Resolution 955 was adopted by 13 votes in favour and 1 vote against from Rwanda, while China abstained from the vote.[3] China abstained from the vote, viewing the genocide as an internal matter for Rwanda.[4]

Rwandan rejectionEdit

Though Rwanda had formally requested the Security Council to set up an international tribunal,[5] the Rwandan government opposed Resolution 955. The Rwandan delegation gave several reasons for the rejection:[6][7]

  1. The period covered by the tribunal, from 1 January to 31 December 1994, was inadequate and should be changed to the period of the Rwandan Civil War, from 1 October 1990 to 17 July 1994. Rwanda argued that this was necessary to include the alleged planning phase of the genocide.
  2. That there were too few Trial Chamber judges, and that the tribuneral should get its own Appeals Chamber and Prosecutor, as opposed to sharing those entities with the ICTY.
  3. The tribuneral ought to focus on the crime of genocide, instead of "dispers[ing] its energy by prosecuting crimes that come under the jurisdiction of internal tribunals."
  4. That "certain countries, which need not be named here" and which "took a very active part in the civil war" should not be allowed to "propose candidates for judges and participate in their election."
  5. That those prosecuted by the tribunal could be imprisoned in third countries, which would "be given the authority to reach decisions about the detainees", something that ought to be for the "International Tribunal or at least for the Rwandese people to decide."
  6. That the ICTR rules out death penalty, which is provided for in the Rwandese penal code, thus creating a "disparity in sentences".
  7. That the seat of the tribuneral should be in Rwanda. The Rwandan delegation "was surprised to see that the authors of the draft still hesitate to indicate where the future seat of the Tribunal will be."

Despite this rejection, the Rwandan delegation claimed that "Rwanda wants and believes in an international tribunal for Rwanda".[6]

See alsoEdit

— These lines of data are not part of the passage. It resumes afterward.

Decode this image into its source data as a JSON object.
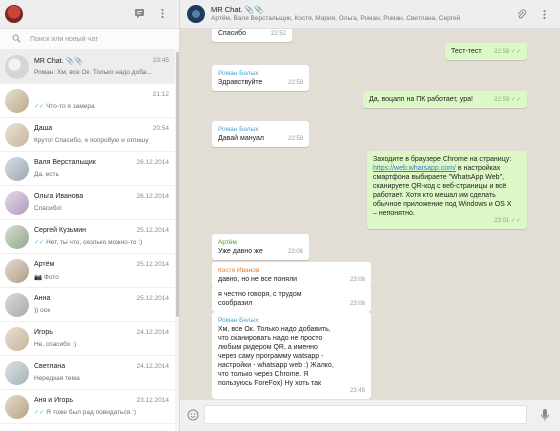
{
  "colors": {
    "accent": "#4fb8e3",
    "outgoing_bubble": "#dcf8c6",
    "chat_bg": "#e2ddd5"
  },
  "left": {
    "search_placeholder": "Поиск или новый чат",
    "chats": [
      {
        "name": "MR Chat. 📎📎",
        "time": "23:45",
        "preview": "Роман: Хм, все Ок. Только надо доба...",
        "active": true,
        "tick": false
      },
      {
        "name": "",
        "time": "21:12",
        "preview": "Что-то я замера",
        "active": false,
        "tick": true
      },
      {
        "name": "Даша",
        "time": "20:54",
        "preview": "Круто! Спасибо, я попробую и отпишу",
        "active": false,
        "tick": false
      },
      {
        "name": "Валя Верстальщик",
        "time": "26.12.2014",
        "preview": "Да, есть",
        "active": false,
        "tick": false
      },
      {
        "name": "Ольга Иванова",
        "time": "26.12.2014",
        "preview": "Спасибо!",
        "active": false,
        "tick": false
      },
      {
        "name": "Сергей Кузьмин",
        "time": "25.12.2014",
        "preview": "Нет, ты что, сколько можно-то :)",
        "active": false,
        "tick": true
      },
      {
        "name": "Артём",
        "time": "25.12.2014",
        "preview": "📷 Фото",
        "active": false,
        "tick": false
      },
      {
        "name": "Анна",
        "time": "25.12.2014",
        "preview": ")) оок",
        "active": false,
        "tick": false
      },
      {
        "name": "Игорь",
        "time": "24.12.2014",
        "preview": "Не, спасибо :)",
        "active": false,
        "tick": false
      },
      {
        "name": "Светлана",
        "time": "24.12.2014",
        "preview": "Нередкая тема",
        "active": false,
        "tick": false
      },
      {
        "name": "Аня и Игорь",
        "time": "23.12.2014",
        "preview": "Я тоже был рад повидаться :)",
        "active": false,
        "tick": true
      }
    ]
  },
  "header": {
    "title": "MR Chat. 📎📎",
    "members": "Артём, Валя Верстальщик, Костя, Мария, Ольга, Роман, Роман, Светлана, Сергей"
  },
  "messages": [
    {
      "dir": "in",
      "author": "",
      "author_color": "",
      "text": "Спасибо",
      "time": "22:52"
    },
    {
      "dir": "out",
      "author": "",
      "author_color": "",
      "text": "Тест-тест",
      "time": "22:58"
    },
    {
      "dir": "in",
      "author": "Роман Белых",
      "author_color": "#4fa3d6",
      "text": "Здравствуйте",
      "time": "22:59"
    },
    {
      "dir": "out",
      "author": "",
      "author_color": "",
      "text": "Да, воцапп на ПК работает, ура!",
      "time": "22:59"
    },
    {
      "dir": "in",
      "author": "Роман Белых",
      "author_color": "#4fa3d6",
      "text": "Давай мануал",
      "time": "22:59"
    },
    {
      "dir": "out",
      "author": "",
      "author_color": "",
      "text_before": "Заходите в браузере Chrome на страницу: ",
      "link": "https://web.whatsapp.com/",
      "text_after": " в настройках смартфона выбираете \"WhatsApp Web\", сканируете QR-код с веб-страницы и всё работает. Хотя кто мешал им сделать обычное приложение под Windows и OS X – непонятно.",
      "time": "23:01"
    },
    {
      "dir": "in",
      "author": "Артём",
      "author_color": "#4c9a2a",
      "text": "Уже давно же",
      "time": "23:08"
    },
    {
      "dir": "in",
      "author": "Костя Иванов",
      "author_color": "#e07b39",
      "text": "давно, но не все поняли",
      "time": "23:08"
    },
    {
      "dir": "in",
      "author": "",
      "author_color": "",
      "text": "я честно говоря, с трудом сообразил",
      "time": "23:08"
    },
    {
      "dir": "in",
      "author": "Роман Белых",
      "author_color": "#4fa3d6",
      "text": "Хм, все Ок. Только надо добавить, что сканировать надо не просто любым ридером QR, а именно через саму программу watsapp - настройки - whatsapp web :) Жалко, что только через Chrome. Я пользуюсь ForeFox) Ну хоть так",
      "time": "23:45"
    }
  ]
}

  1. ^ Heyns, Christof (1999). Human rights law in Africa. Martinus Nijhoff Publishers. p. 8. ISBN 978-90-411-1849-3.
  2. ^ Klip, André; Sluiter, Göran (2003). Annotated leading cases of International Criminal Tribunals: The International Criminal Tribunal for Rwanda. Intersentia nv. p. 239. ISBN 978-90-5095-319-1.
  3. ^ Boot, Machteld (2002). Genocide, crimes against humanity, war crimes: nullum crimen sine lege and the subject matter jurisdiction of the International Criminal Court. Intersentia nv. p. 227. ISBN 978-90-5095-216-3.
  4. ^ Schabas, William (2006). The UN international criminal tribunals: the former Yugoslavia, Rwanda and Sierra Leone. Cambridge University Press. p. 29. ISBN 978-0-521-84657-8.
  5. ^ Bakuramutsa, Manzi (29 September 1994). "LETTER DATED 28 SEPTEMBER 1994 FROM THE PERMANENT REPRESENTATIVE OF RWANDA TO THE UNITED NATIONS ADDRESSED TO THE PRESIDENT OF THE SECURITY COUNCIL". United Nations. S/1994/1115. We request the international community to reinforce government efforts by [...] Setting up as soon as possible an international tribunal to try the criminals;
  6. ^ a b "3453rd Meeting, 8 November 1994". United Nations Security Council. 8 November 1994. pp. 13–16. S/PV.3453.
  7. ^ T.M.C. Asser Instituut (1998). Yearbook of international humanitarian law, Volume 1. Cambridge University Press. pp. 163–164. ISBN 978-90-6704-107-2.

External linksEdit